▶ Supplied entries
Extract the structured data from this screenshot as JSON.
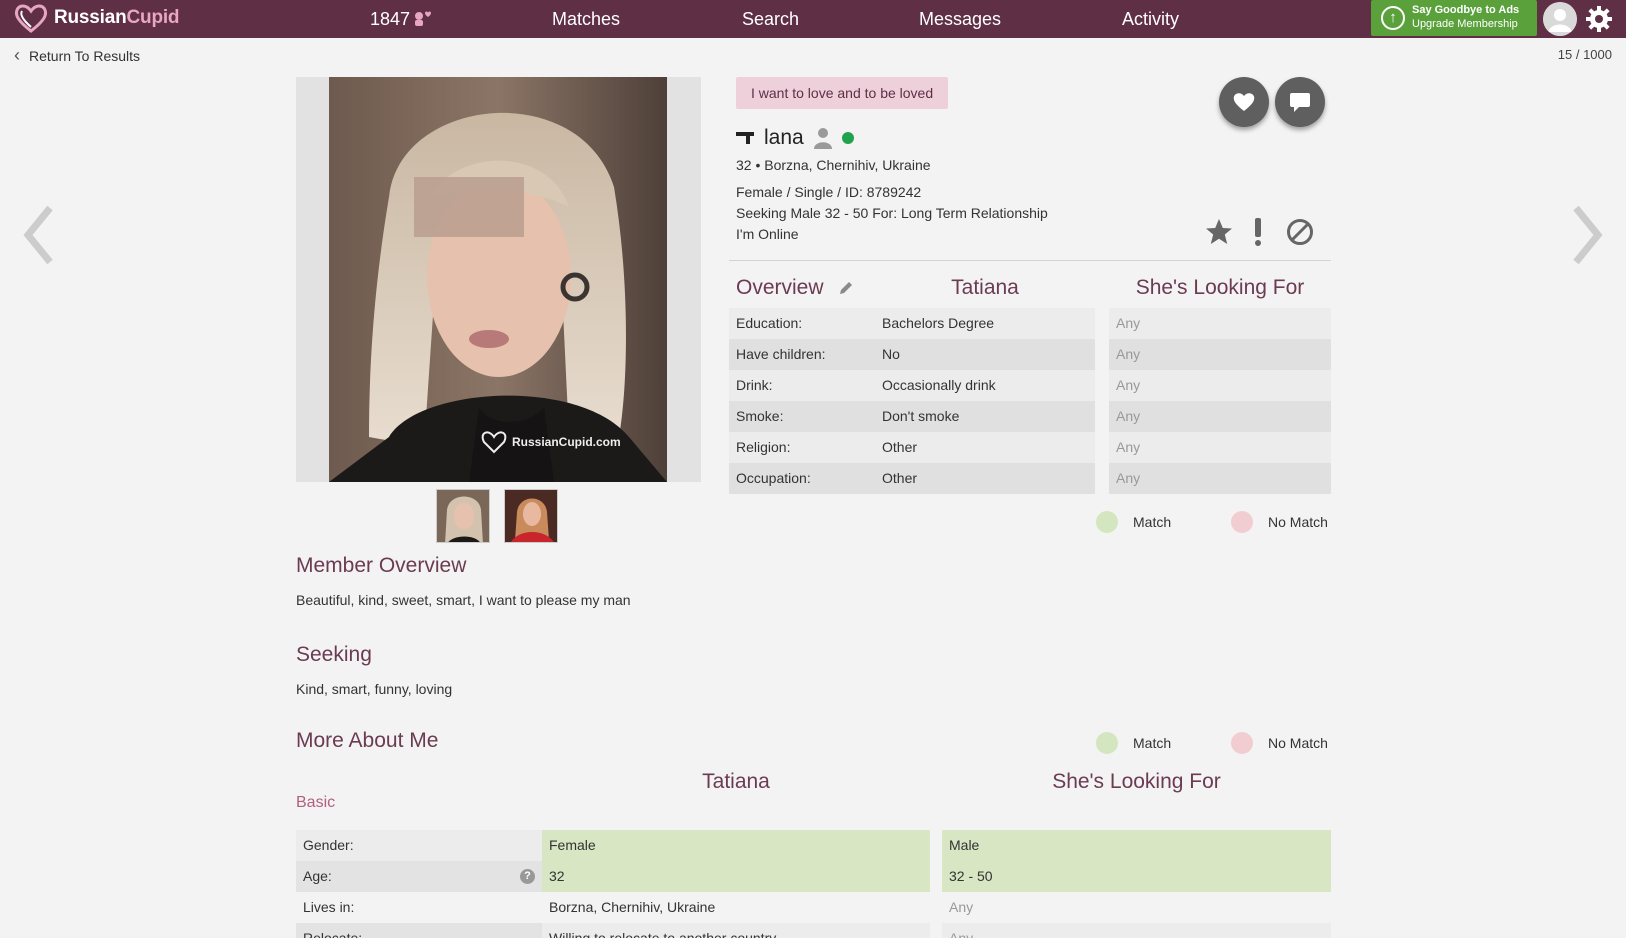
{
  "nav": {
    "logo_part1": "Russian",
    "logo_part2": "Cupid",
    "likes_count": "1847",
    "matches": "Matches",
    "search": "Search",
    "messages": "Messages",
    "activity": "Activity",
    "upgrade_line1": "Say Goodbye to Ads",
    "upgrade_line2": "Upgrade Membership"
  },
  "page": {
    "back_label": "Return To Results",
    "counter": "15 / 1000"
  },
  "profile": {
    "tagline": "I want to love and to be loved",
    "name": "lana",
    "location_line": "32 • Borzna, Chernihiv, Ukraine",
    "details_line": "Female / Single / ID: 8789242",
    "seeking_line": "Seeking Male 32 - 50 For: Long Term Relationship",
    "online_line": "I'm Online"
  },
  "overview": {
    "title": "Overview",
    "col_her": "Tatiana",
    "col_looking": "She's Looking For",
    "rows": [
      {
        "label": "Education:",
        "value": "Bachelors Degree",
        "looking": "Any"
      },
      {
        "label": "Have children:",
        "value": "No",
        "looking": "Any"
      },
      {
        "label": "Drink:",
        "value": "Occasionally drink",
        "looking": "Any"
      },
      {
        "label": "Smoke:",
        "value": "Don't smoke",
        "looking": "Any"
      },
      {
        "label": "Religion:",
        "value": "Other",
        "looking": "Any"
      },
      {
        "label": "Occupation:",
        "value": "Other",
        "looking": "Any"
      }
    ]
  },
  "legend": {
    "match": "Match",
    "no_match": "No Match"
  },
  "member_overview": {
    "title": "Member Overview",
    "text": "Beautiful, kind, sweet, smart, I want to please my man"
  },
  "seeking": {
    "title": "Seeking",
    "text": "Kind, smart, funny, loving"
  },
  "more_about": {
    "title": "More About Me",
    "col_her": "Tatiana",
    "col_looking": "She's Looking For",
    "basic": "Basic",
    "rows": [
      {
        "label": "Gender:",
        "value": "Female",
        "looking": "Male"
      },
      {
        "label": "Age:",
        "value": "32",
        "looking": "32 - 50"
      },
      {
        "label": "Lives in:",
        "value": "Borzna, Chernihiv, Ukraine",
        "looking": "Any"
      },
      {
        "label": "Relocate:",
        "value": "Willing to relocate to another country",
        "looking": "Any"
      }
    ]
  },
  "colors": {
    "nav_bg": "#5f2f45",
    "accent": "#6b3b52",
    "upgrade_green": "#5aa13c",
    "online_green": "#23a24d",
    "match_green": "#d3e6bf",
    "no_match_pink": "#f1cdd2"
  },
  "icons": [
    "heart-logo-icon",
    "hearts-icon",
    "upgrade-arrow-icon",
    "gear-icon",
    "chevron-left-icon",
    "heart-icon",
    "chat-icon",
    "person-icon",
    "star-icon",
    "exclamation-icon",
    "block-icon",
    "pencil-icon",
    "help-icon"
  ]
}
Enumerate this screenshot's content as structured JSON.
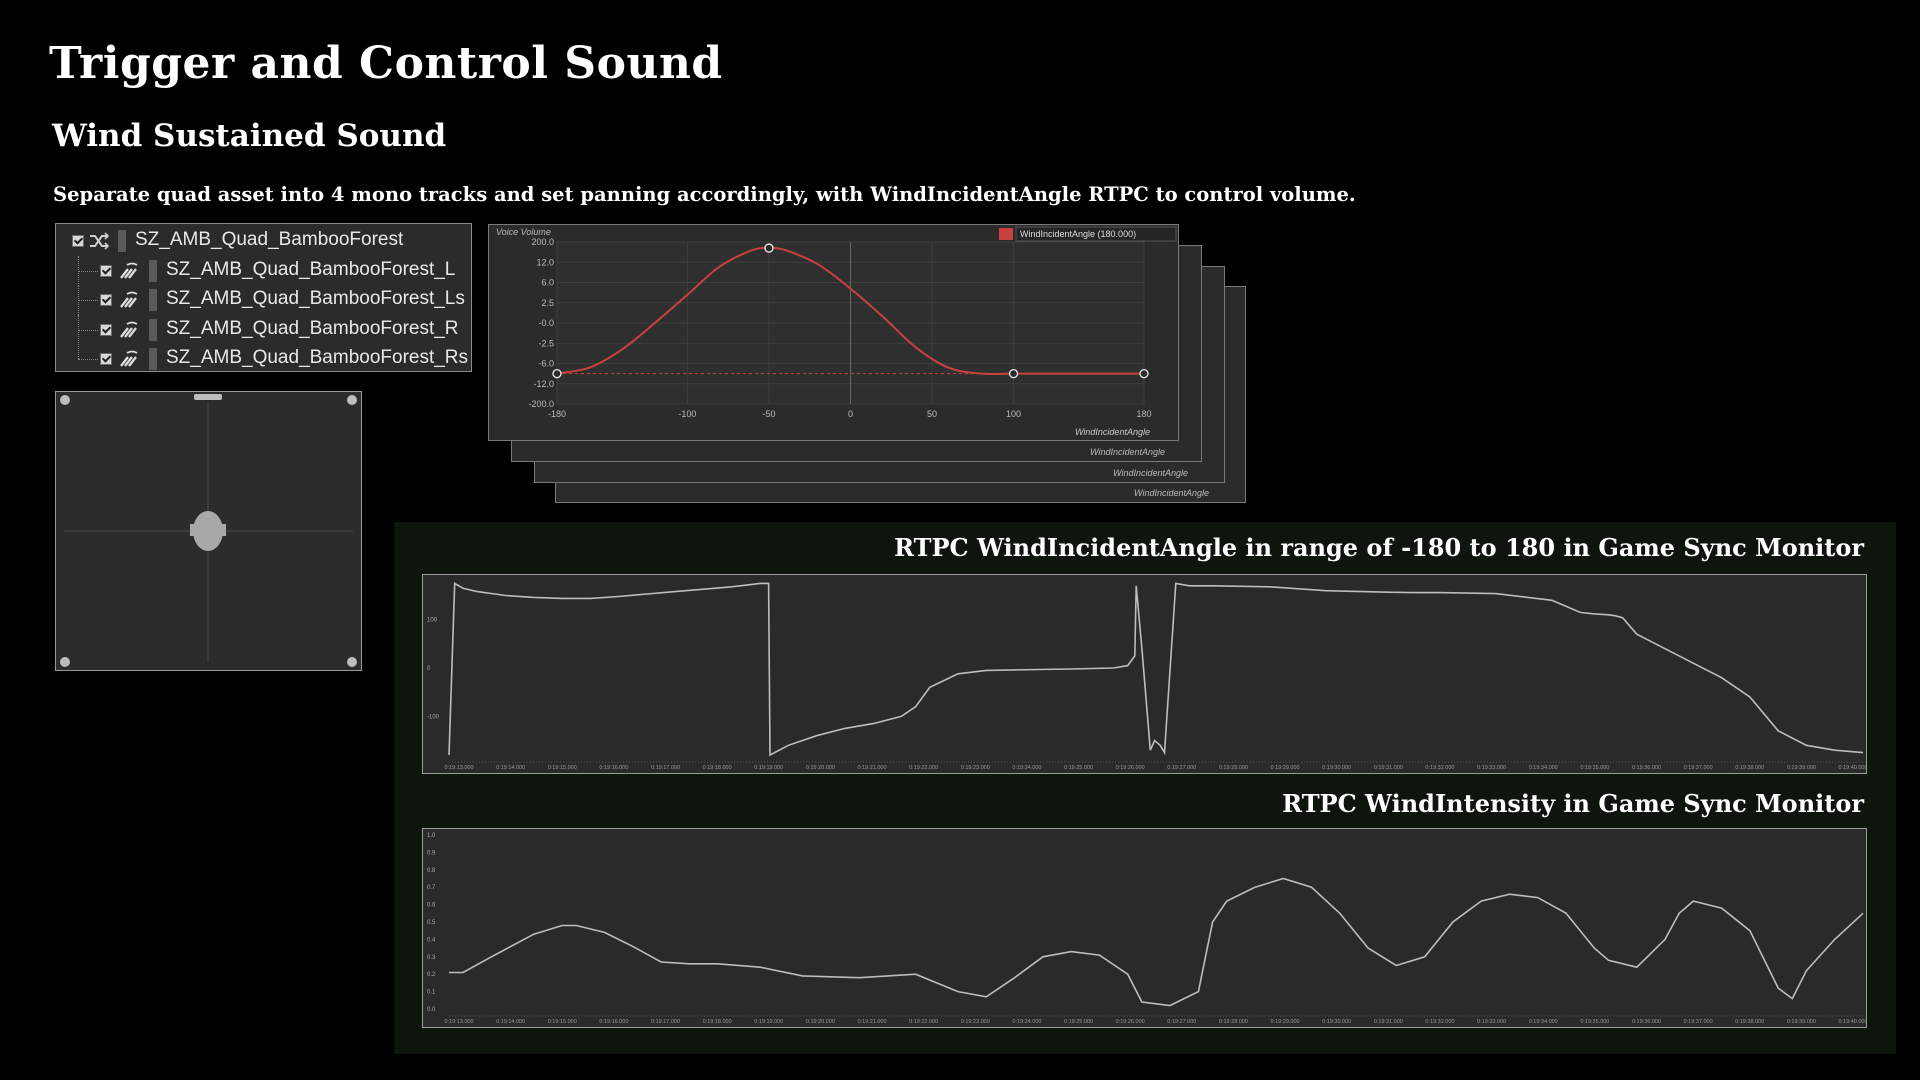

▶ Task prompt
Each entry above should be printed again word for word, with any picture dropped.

▶ Exercise result
Extract the structured data from this screenshot as JSON.
{
  "nav": {
    "logo_part1": "Russian",
    "logo_part2": "Cupid",
    "likes_count": "1847",
    "matches": "Matches",
    "search": "Search",
    "messages": "Messages",
    "activity": "Activity",
    "upgrade_line1": "Say Goodbye to Ads",
    "upgrade_line2": "Upgrade Membership"
  },
  "page": {
    "back_label": "Return To Results",
    "counter": "15 / 1000"
  },
  "profile": {
    "tagline": "I want to love and to be loved",
    "name": "lana",
    "location_line": "32 • Borzna, Chernihiv, Ukraine",
    "details_line": "Female / Single / ID: 8789242",
    "seeking_line": "Seeking Male 32 - 50 For: Long Term Relationship",
    "online_line": "I'm Online"
  },
  "overview": {
    "title": "Overview",
    "col_her": "Tatiana",
    "col_looking": "She's Looking For",
    "rows": [
      {
        "label": "Education:",
        "value": "Bachelors Degree",
        "looking": "Any"
      },
      {
        "label": "Have children:",
        "value": "No",
        "looking": "Any"
      },
      {
        "label": "Drink:",
        "value": "Occasionally drink",
        "looking": "Any"
      },
      {
        "label": "Smoke:",
        "value": "Don't smoke",
        "looking": "Any"
      },
      {
        "label": "Religion:",
        "value": "Other",
        "looking": "Any"
      },
      {
        "label": "Occupation:",
        "value": "Other",
        "looking": "Any"
      }
    ]
  },
  "legend": {
    "match": "Match",
    "no_match": "No Match"
  },
  "member_overview": {
    "title": "Member Overview",
    "text": "Beautiful, kind, sweet, smart, I want to please my man"
  },
  "seeking": {
    "title": "Seeking",
    "text": "Kind, smart, funny, loving"
  },
  "more_about": {
    "title": "More About Me",
    "col_her": "Tatiana",
    "col_looking": "She's Looking For",
    "basic": "Basic",
    "rows": [
      {
        "label": "Gender:",
        "value": "Female",
        "looking": "Male"
      },
      {
        "label": "Age:",
        "value": "32",
        "looking": "32 - 50"
      },
      {
        "label": "Lives in:",
        "value": "Borzna, Chernihiv, Ukraine",
        "looking": "Any"
      },
      {
        "label": "Relocate:",
        "value": "Willing to relocate to another country",
        "looking": "Any"
      }
    ]
  },
  "colors": {
    "nav_bg": "#5f2f45",
    "accent": "#6b3b52",
    "upgrade_green": "#5aa13c",
    "online_green": "#23a24d",
    "match_green": "#d3e6bf",
    "no_match_pink": "#f1cdd2"
  },
  "icons": [
    "heart-logo-icon",
    "hearts-icon",
    "upgrade-arrow-icon",
    "gear-icon",
    "chevron-left-icon",
    "heart-icon",
    "chat-icon",
    "person-icon",
    "star-icon",
    "exclamation-icon",
    "block-icon",
    "pencil-icon",
    "help-icon"
  ]
}
Enumerate this screenshot's content as structured JSON.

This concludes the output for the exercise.